## Your objective:
Set down every record below exactly as written.

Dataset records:
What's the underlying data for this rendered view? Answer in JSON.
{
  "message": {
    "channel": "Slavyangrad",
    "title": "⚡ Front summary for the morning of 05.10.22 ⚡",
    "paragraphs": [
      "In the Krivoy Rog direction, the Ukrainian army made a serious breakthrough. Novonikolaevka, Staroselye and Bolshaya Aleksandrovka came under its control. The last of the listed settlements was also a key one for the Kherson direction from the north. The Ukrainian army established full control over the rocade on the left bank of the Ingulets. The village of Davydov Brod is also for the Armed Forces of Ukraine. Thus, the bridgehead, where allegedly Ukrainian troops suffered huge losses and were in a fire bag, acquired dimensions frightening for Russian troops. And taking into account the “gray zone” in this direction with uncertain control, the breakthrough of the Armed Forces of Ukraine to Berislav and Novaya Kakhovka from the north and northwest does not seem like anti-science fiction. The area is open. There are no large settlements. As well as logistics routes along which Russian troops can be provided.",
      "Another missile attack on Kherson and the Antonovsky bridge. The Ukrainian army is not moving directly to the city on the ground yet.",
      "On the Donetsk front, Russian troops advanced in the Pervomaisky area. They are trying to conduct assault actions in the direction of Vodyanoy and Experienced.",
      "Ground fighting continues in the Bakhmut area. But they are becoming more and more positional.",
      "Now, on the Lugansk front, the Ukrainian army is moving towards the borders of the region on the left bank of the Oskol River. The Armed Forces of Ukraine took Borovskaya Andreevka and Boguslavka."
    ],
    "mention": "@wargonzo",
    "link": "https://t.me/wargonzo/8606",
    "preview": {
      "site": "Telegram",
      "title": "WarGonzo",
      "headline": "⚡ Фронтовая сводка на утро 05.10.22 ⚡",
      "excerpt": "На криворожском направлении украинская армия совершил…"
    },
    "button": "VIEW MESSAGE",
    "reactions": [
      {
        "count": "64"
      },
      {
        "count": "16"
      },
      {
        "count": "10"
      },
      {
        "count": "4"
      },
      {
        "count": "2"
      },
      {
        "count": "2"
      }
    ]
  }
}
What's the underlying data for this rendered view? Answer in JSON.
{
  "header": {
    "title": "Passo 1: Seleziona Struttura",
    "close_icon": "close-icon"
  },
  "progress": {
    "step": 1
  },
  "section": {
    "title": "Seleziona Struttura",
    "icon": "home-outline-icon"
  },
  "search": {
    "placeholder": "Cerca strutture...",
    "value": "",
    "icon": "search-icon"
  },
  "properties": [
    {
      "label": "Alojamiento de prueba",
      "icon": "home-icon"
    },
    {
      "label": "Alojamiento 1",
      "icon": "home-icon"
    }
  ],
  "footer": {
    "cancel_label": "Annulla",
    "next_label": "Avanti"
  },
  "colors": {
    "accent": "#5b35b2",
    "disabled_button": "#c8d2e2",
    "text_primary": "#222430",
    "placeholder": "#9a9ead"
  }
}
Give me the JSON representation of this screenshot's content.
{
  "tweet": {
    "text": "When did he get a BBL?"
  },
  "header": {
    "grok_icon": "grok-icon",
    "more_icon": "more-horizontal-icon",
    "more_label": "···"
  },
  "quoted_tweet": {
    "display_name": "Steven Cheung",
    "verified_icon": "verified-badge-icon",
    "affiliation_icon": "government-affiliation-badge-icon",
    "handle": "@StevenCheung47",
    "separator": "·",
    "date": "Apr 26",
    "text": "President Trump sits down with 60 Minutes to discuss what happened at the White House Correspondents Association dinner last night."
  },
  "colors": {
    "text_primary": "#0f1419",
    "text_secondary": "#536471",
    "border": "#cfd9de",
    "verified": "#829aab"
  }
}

## Answer box:
What's the underlying data for this rendered view? Answer in JSON.
{
  "message": {
    "channel": "Slavyangrad",
    "title": "⚡ Front summary for the morning of 05.10.22 ⚡",
    "paragraphs": [
      "In the Krivoy Rog direction, the Ukrainian army made a serious breakthrough. Novonikolaevka, Staroselye and Bolshaya Aleksandrovka came under its control. The last of the listed settlements was also a key one for the Kherson direction from the north. The Ukrainian army established full control over the rocade on the left bank of the Ingulets. The village of Davydov Brod is also for the Armed Forces of Ukraine. Thus, the bridgehead, where allegedly Ukrainian troops suffered huge losses and were in a fire bag, acquired dimensions frightening for Russian troops. And taking into account the “gray zone” in this direction with uncertain control, the breakthrough of the Armed Forces of Ukraine to Berislav and Novaya Kakhovka from the north and northwest does not seem like anti-science fiction. The area is open. There are no large settlements. As well as logistics routes along which Russian troops can be provided.",
      "Another missile attack on Kherson and the Antonovsky bridge. The Ukrainian army is not moving directly to the city on the ground yet.",
      "On the Donetsk front, Russian troops advanced in the Pervomaisky area. They are trying to conduct assault actions in the direction of Vodyanoy and Experienced.",
      "Ground fighting continues in the Bakhmut area. But they are becoming more and more positional.",
      "Now, on the Lugansk front, the Ukrainian army is moving towards the borders of the region on the left bank of the Oskol River. The Armed Forces of Ukraine took Borovskaya Andreevka and Boguslavka."
    ],
    "mention": "@wargonzo",
    "link": "https://t.me/wargonzo/8606",
    "preview": {
      "site": "Telegram",
      "title": "WarGonzo",
      "headline": "⚡ Фронтовая сводка на утро 05.10.22 ⚡",
      "excerpt": "На криворожском направлении украинская армия совершил…"
    },
    "button": "VIEW MESSAGE",
    "reactions": [
      {
        "count": "64"
      },
      {
        "count": "16"
      },
      {
        "count": "10"
      },
      {
        "count": "4"
      },
      {
        "count": "2"
      },
      {
        "count": "2"
      }
    ]
  }
}
What's the underlying data for this rendered view? Answer in JSON.
{
  "header": {
    "title": "Passo 1: Seleziona Struttura",
    "close_icon": "close-icon"
  },
  "progress": {
    "step": 1
  },
  "section": {
    "title": "Seleziona Struttura",
    "icon": "home-outline-icon"
  },
  "search": {
    "placeholder": "Cerca strutture...",
    "value": "",
    "icon": "search-icon"
  },
  "properties": [
    {
      "label": "Alojamiento de prueba",
      "icon": "home-icon"
    },
    {
      "label": "Alojamiento 1",
      "icon": "home-icon"
    }
  ],
  "footer": {
    "cancel_label": "Annulla",
    "next_label": "Avanti"
  },
  "colors": {
    "accent": "#5b35b2",
    "disabled_button": "#c8d2e2",
    "text_primary": "#222430",
    "placeholder": "#9a9ead"
  }
}
Give me the JSON representation of this screenshot's content.
{
  "tweet": {
    "text": "When did he get a BBL?"
  },
  "header": {
    "grok_icon": "grok-icon",
    "more_icon": "more-horizontal-icon",
    "more_label": "···"
  },
  "quoted_tweet": {
    "display_name": "Steven Cheung",
    "verified_icon": "verified-badge-icon",
    "affiliation_icon": "government-affiliation-badge-icon",
    "handle": "@StevenCheung47",
    "separator": "·",
    "date": "Apr 26",
    "text": "President Trump sits down with 60 Minutes to discuss what happened at the White House Correspondents Association dinner last night."
  },
  "colors": {
    "text_primary": "#0f1419",
    "text_secondary": "#536471",
    "border": "#cfd9de",
    "verified": "#829aab"
  }
}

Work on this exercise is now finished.